TACLOBAN CITY, Philippines?The geohazard mapping of Eastern Visayas would be delayed because the region's Mines and Geosciences Bureau has only one geologist.
?Our lack of geologists here in the region could affect our geohazard survey. Right now, our central office has set a target of geohazard mapping involving eight areas across the region,? according to James Leones, the chief geologist and the only one in the MGB-8.
The geohazard surveys will be conducted by the MGB-8 this year in San Juan town and Maasin City, both in Southern Leyte; Tacloban and Ormoc cities in Leyte; Catbalogan and Calbayog cities in Samar; Borongan City in Eastern Samar and Catarman, Northern Samar.
Since he was the lone geologist in the region, Leones said it would be impossible for him to do the assignment.
The mapping could either be delayed for submission or could not be done at all, he added.
The region once had five geologists but two left for abroad while the other one chose to work in a private company.
Last month, another geologist died due to a lingering illness, Leones said. Next year, Leones will turn 65, the retirement age for government employees.
He explained that geologists left government service after being offered higher salaries.
A government geologist receives a monthly pay of P18,000 to P30,000 depending on his designation.
On the other hand, a geologist working in a private company or outside the country would receive more than double their monthly compensation at the MGB, Leones said.
Last week, MGB regional director Roger de Dios wrote a letter to their central office requesting for another geologist for Eastern Visayas.
The MGB central office has yet to respond to the letter, Leones said.
Since Eastern Visayas has been classified as a hazard region of natural calamities like landslides, flooding and earthquakes, it needs at least five geologists, he added.
Leones explained that geologists would be responsible in identifying areas prone to natural disasters to help preserve lives and properties.
The geohazard mapping that their office would be conducting would help identify areas that were either prone to landslide, flooding or earthquake, he added.

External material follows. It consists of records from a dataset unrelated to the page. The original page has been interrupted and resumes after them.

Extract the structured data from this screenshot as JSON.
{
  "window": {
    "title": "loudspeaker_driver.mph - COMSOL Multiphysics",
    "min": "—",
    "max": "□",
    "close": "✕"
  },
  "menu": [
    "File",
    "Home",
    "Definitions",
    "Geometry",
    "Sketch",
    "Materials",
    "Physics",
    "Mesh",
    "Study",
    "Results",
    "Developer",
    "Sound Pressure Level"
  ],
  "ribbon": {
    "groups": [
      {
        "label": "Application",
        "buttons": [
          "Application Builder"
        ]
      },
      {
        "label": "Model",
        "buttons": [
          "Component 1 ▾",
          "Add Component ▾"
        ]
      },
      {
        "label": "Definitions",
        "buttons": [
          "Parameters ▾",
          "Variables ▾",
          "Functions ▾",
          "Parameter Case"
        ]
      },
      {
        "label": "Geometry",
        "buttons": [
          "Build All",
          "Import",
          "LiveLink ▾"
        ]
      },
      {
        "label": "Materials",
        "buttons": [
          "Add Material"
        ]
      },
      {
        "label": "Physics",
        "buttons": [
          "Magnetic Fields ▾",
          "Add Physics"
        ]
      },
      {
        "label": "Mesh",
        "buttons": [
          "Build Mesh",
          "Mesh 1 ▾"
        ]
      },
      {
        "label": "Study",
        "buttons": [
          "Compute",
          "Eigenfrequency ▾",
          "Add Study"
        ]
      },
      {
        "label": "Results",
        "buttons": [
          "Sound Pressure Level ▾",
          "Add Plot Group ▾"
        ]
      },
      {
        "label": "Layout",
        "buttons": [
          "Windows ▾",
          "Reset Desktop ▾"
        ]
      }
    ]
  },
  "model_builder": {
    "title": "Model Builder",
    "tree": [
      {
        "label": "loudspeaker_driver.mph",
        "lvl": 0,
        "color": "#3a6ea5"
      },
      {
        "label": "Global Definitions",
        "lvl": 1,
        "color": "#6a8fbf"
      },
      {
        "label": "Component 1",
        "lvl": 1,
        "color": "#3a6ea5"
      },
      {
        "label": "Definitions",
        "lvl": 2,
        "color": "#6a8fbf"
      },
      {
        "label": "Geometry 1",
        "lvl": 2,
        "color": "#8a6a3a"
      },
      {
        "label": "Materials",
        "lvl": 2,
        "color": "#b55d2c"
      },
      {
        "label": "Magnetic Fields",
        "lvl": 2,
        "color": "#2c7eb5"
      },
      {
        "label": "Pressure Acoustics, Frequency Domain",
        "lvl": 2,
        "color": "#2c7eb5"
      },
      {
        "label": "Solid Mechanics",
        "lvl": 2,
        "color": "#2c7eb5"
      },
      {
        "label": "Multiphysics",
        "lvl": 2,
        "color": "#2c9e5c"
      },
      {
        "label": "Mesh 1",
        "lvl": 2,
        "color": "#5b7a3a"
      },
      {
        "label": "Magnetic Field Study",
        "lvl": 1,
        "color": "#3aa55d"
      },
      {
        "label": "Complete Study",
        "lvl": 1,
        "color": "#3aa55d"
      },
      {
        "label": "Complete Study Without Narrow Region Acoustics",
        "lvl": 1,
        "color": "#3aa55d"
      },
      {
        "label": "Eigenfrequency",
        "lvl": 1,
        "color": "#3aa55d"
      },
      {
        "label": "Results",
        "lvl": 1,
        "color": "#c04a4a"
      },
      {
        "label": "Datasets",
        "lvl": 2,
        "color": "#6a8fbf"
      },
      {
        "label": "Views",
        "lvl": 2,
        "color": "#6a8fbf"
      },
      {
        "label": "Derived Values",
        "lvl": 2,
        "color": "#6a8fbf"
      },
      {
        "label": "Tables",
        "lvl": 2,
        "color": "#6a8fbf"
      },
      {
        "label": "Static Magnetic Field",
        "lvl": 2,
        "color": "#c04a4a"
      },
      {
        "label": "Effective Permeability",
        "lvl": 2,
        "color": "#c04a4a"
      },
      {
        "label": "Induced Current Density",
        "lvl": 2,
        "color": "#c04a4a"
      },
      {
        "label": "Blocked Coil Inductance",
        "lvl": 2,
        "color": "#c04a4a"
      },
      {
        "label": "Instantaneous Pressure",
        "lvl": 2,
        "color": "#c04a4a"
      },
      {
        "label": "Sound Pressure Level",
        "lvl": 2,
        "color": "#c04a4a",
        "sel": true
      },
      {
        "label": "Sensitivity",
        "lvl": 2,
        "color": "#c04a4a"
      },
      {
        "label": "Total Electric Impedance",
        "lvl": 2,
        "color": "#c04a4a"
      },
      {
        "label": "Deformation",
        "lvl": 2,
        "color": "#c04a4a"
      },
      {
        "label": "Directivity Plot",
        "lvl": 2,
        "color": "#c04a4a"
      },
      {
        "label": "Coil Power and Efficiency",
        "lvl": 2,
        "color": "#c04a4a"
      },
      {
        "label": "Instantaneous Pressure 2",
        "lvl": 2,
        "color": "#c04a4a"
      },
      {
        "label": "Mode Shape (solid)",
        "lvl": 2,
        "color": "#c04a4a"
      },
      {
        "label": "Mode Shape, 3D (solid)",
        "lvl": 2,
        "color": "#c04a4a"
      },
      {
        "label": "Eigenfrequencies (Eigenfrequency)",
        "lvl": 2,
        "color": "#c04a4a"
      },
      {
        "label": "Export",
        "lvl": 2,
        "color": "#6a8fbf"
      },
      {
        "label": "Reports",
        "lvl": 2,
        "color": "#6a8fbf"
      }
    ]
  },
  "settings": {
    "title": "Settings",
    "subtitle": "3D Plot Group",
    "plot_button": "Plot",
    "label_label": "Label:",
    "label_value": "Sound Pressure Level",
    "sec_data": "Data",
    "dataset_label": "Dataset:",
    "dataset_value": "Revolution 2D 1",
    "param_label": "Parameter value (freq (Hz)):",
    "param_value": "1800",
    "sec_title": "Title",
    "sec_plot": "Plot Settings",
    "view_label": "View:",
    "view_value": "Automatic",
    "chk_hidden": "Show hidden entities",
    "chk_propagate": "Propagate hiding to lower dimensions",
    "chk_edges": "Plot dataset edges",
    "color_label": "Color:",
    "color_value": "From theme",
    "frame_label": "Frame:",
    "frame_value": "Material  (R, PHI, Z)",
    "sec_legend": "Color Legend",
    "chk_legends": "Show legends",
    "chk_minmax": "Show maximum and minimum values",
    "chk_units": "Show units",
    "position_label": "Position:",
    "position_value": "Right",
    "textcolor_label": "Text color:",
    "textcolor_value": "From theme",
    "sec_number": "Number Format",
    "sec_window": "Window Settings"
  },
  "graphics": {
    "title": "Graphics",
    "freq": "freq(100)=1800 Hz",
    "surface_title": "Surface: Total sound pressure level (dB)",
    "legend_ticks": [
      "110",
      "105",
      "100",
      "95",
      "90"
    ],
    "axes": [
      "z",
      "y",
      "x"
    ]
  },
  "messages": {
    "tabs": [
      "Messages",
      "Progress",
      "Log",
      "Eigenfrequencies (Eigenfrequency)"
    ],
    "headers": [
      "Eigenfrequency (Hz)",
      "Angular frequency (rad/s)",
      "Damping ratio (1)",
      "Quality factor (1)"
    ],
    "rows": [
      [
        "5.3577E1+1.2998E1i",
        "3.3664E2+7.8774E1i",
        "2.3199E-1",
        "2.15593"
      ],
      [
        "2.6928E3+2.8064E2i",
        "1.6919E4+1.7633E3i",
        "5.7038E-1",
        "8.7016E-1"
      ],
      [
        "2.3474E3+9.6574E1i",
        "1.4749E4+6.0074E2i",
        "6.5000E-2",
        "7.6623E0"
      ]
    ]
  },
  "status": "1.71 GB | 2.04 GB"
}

Leones said they also apprise subdivision developers if their proposed project site would be prone to disaster.